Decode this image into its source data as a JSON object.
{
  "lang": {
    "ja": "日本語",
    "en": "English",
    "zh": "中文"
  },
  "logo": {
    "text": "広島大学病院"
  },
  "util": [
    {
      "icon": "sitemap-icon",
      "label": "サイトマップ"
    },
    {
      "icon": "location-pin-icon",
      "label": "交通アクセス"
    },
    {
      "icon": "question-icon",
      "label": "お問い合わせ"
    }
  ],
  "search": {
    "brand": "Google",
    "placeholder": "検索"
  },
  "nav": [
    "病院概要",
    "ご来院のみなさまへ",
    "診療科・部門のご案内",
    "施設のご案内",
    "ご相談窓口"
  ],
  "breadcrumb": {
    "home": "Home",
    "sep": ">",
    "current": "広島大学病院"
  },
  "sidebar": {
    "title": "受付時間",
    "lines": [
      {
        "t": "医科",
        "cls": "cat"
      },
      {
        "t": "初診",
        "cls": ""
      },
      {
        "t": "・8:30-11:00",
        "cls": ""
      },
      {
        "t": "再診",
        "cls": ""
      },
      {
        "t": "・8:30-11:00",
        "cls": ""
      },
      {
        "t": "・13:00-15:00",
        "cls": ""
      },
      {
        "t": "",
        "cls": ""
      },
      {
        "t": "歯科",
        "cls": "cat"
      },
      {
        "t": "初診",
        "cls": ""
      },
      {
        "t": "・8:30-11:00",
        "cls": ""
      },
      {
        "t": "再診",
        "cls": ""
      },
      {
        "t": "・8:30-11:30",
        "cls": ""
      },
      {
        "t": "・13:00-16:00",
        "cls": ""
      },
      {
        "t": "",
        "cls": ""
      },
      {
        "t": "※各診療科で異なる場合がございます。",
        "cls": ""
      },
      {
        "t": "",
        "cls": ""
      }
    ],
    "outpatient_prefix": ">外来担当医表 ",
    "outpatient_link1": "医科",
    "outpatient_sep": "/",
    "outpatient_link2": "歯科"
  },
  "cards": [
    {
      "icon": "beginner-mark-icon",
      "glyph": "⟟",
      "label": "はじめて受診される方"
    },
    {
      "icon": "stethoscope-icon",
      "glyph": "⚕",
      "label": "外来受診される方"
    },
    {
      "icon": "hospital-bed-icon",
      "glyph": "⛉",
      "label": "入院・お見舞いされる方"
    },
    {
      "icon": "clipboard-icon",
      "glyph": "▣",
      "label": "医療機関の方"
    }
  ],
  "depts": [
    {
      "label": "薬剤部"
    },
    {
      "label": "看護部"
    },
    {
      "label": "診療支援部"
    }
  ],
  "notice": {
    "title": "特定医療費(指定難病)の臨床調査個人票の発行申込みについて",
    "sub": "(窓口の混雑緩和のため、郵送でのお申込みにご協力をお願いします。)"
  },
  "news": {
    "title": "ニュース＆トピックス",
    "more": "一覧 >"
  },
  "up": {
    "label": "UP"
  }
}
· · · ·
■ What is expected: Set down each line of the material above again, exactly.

■ Finished task:
Decode this image into its source data as a JSON object.
{
  "lang": {
    "ja": "日本語",
    "en": "English",
    "zh": "中文"
  },
  "logo": {
    "text": "広島大学病院"
  },
  "util": [
    {
      "icon": "sitemap-icon",
      "label": "サイトマップ"
    },
    {
      "icon": "location-pin-icon",
      "label": "交通アクセス"
    },
    {
      "icon": "question-icon",
      "label": "お問い合わせ"
    }
  ],
  "search": {
    "brand": "Google",
    "placeholder": "検索"
  },
  "nav": [
    "病院概要",
    "ご来院のみなさまへ",
    "診療科・部門のご案内",
    "施設のご案内",
    "ご相談窓口"
  ],
  "breadcrumb": {
    "home": "Home",
    "sep": ">",
    "current": "広島大学病院"
  },
  "sidebar": {
    "title": "受付時間",
    "lines": [
      {
        "t": "医科",
        "cls": "cat"
      },
      {
        "t": "初診",
        "cls": ""
      },
      {
        "t": "・8:30-11:00",
        "cls": ""
      },
      {
        "t": "再診",
        "cls": ""
      },
      {
        "t": "・8:30-11:00",
        "cls": ""
      },
      {
        "t": "・13:00-15:00",
        "cls": ""
      },
      {
        "t": "",
        "cls": ""
      },
      {
        "t": "歯科",
        "cls": "cat"
      },
      {
        "t": "初診",
        "cls": ""
      },
      {
        "t": "・8:30-11:00",
        "cls": ""
      },
      {
        "t": "再診",
        "cls": ""
      },
      {
        "t": "・8:30-11:30",
        "cls": ""
      },
      {
        "t": "・13:00-16:00",
        "cls": ""
      },
      {
        "t": "",
        "cls": ""
      },
      {
        "t": "※各診療科で異なる場合がございます。",
        "cls": ""
      },
      {
        "t": "",
        "cls": ""
      }
    ],
    "outpatient_prefix": ">外来担当医表 ",
    "outpatient_link1": "医科",
    "outpatient_sep": "/",
    "outpatient_link2": "歯科"
  },
  "cards": [
    {
      "icon": "beginner-mark-icon",
      "glyph": "⟟",
      "label": "はじめて受診される方"
    },
    {
      "icon": "stethoscope-icon",
      "glyph": "⚕",
      "label": "外来受診される方"
    },
    {
      "icon": "hospital-bed-icon",
      "glyph": "⛉",
      "label": "入院・お見舞いされる方"
    },
    {
      "icon": "clipboard-icon",
      "glyph": "▣",
      "label": "医療機関の方"
    }
  ],
  "depts": [
    {
      "label": "薬剤部"
    },
    {
      "label": "看護部"
    },
    {
      "label": "診療支援部"
    }
  ],
  "notice": {
    "title": "特定医療費(指定難病)の臨床調査個人票の発行申込みについて",
    "sub": "(窓口の混雑緩和のため、郵送でのお申込みにご協力をお願いします。)"
  },
  "news": {
    "title": "ニュース＆トピックス",
    "more": "一覧 >"
  },
  "up": {
    "label": "UP"
  }
}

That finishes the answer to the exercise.